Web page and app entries
* * *

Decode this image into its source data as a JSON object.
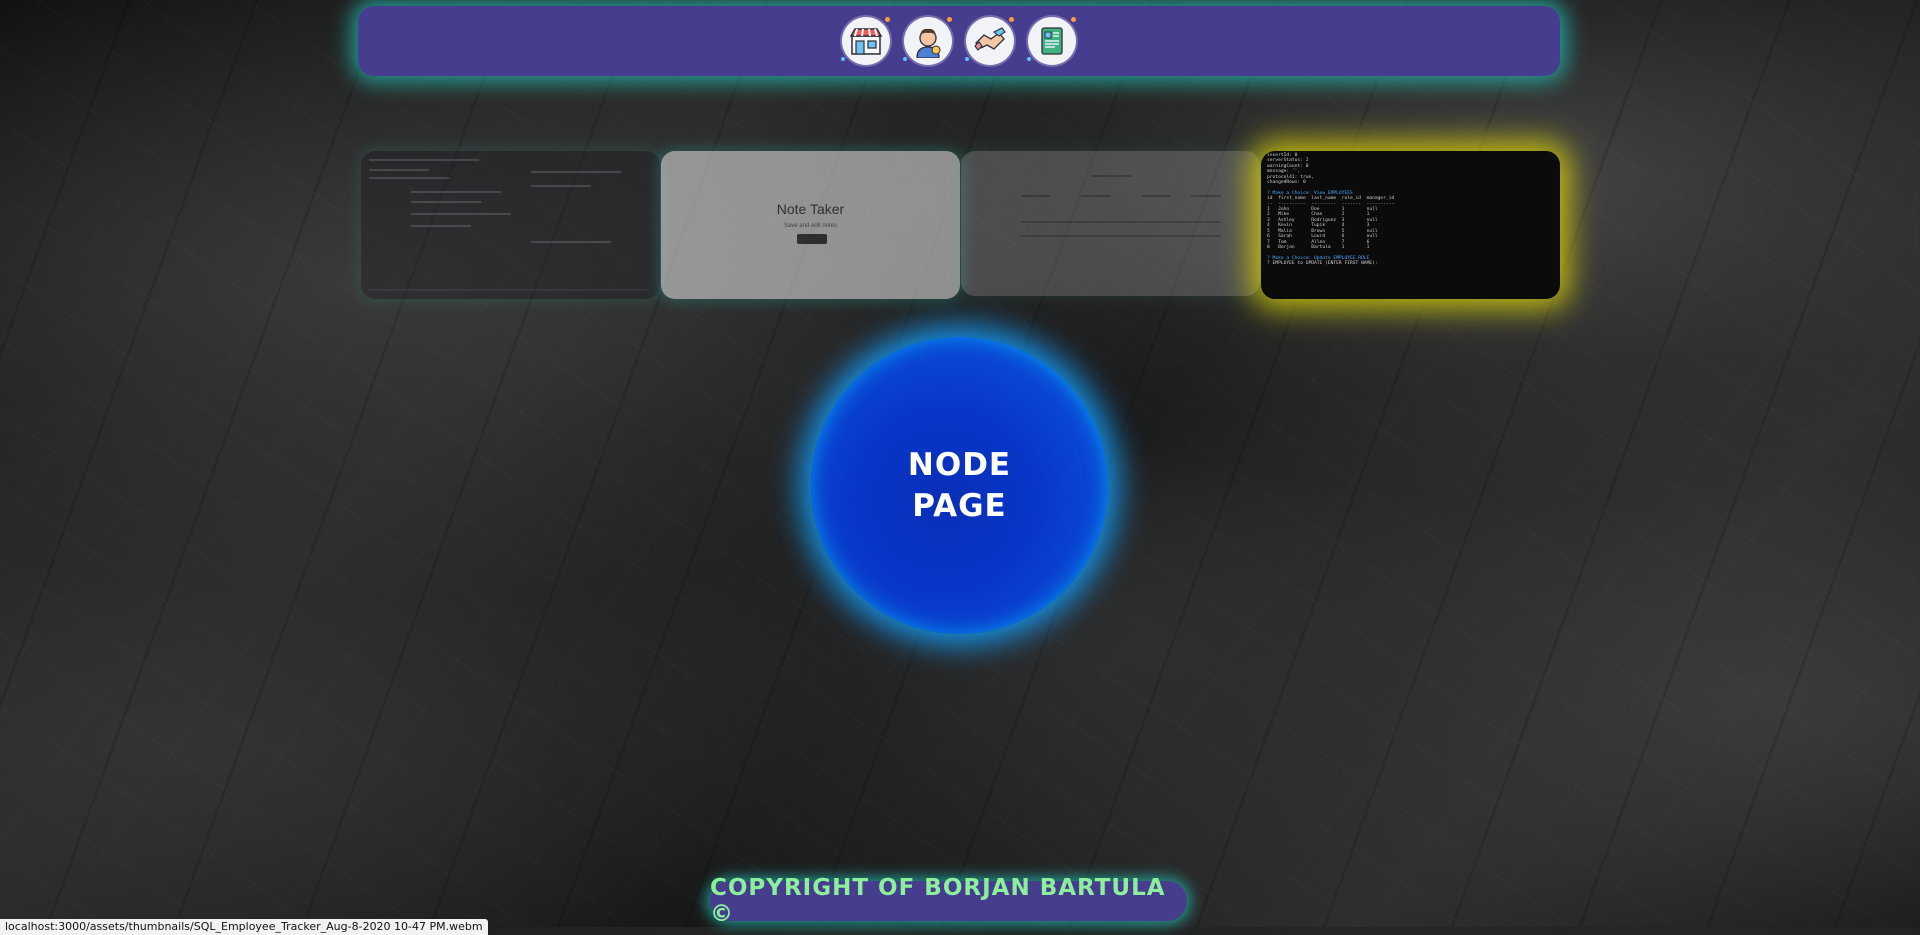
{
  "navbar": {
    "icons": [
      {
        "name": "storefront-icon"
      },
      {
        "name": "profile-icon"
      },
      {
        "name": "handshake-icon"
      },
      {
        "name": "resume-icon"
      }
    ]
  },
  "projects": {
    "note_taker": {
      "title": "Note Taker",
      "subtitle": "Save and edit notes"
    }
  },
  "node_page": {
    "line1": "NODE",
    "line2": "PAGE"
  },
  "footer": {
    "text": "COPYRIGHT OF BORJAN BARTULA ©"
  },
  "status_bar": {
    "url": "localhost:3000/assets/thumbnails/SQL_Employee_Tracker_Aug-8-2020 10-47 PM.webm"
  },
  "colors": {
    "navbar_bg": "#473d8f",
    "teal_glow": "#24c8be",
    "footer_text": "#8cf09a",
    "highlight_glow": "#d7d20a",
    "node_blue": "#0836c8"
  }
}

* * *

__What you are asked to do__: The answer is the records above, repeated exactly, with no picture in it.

__Task answer__:
Decode this image into its source data as a JSON object.
{
  "navbar": {
    "icons": [
      {
        "name": "storefront-icon"
      },
      {
        "name": "profile-icon"
      },
      {
        "name": "handshake-icon"
      },
      {
        "name": "resume-icon"
      }
    ]
  },
  "projects": {
    "note_taker": {
      "title": "Note Taker",
      "subtitle": "Save and edit notes"
    }
  },
  "node_page": {
    "line1": "NODE",
    "line2": "PAGE"
  },
  "footer": {
    "text": "COPYRIGHT OF BORJAN BARTULA ©"
  },
  "status_bar": {
    "url": "localhost:3000/assets/thumbnails/SQL_Employee_Tracker_Aug-8-2020 10-47 PM.webm"
  },
  "colors": {
    "navbar_bg": "#473d8f",
    "teal_glow": "#24c8be",
    "footer_text": "#8cf09a",
    "highlight_glow": "#d7d20a",
    "node_blue": "#0836c8"
  }
}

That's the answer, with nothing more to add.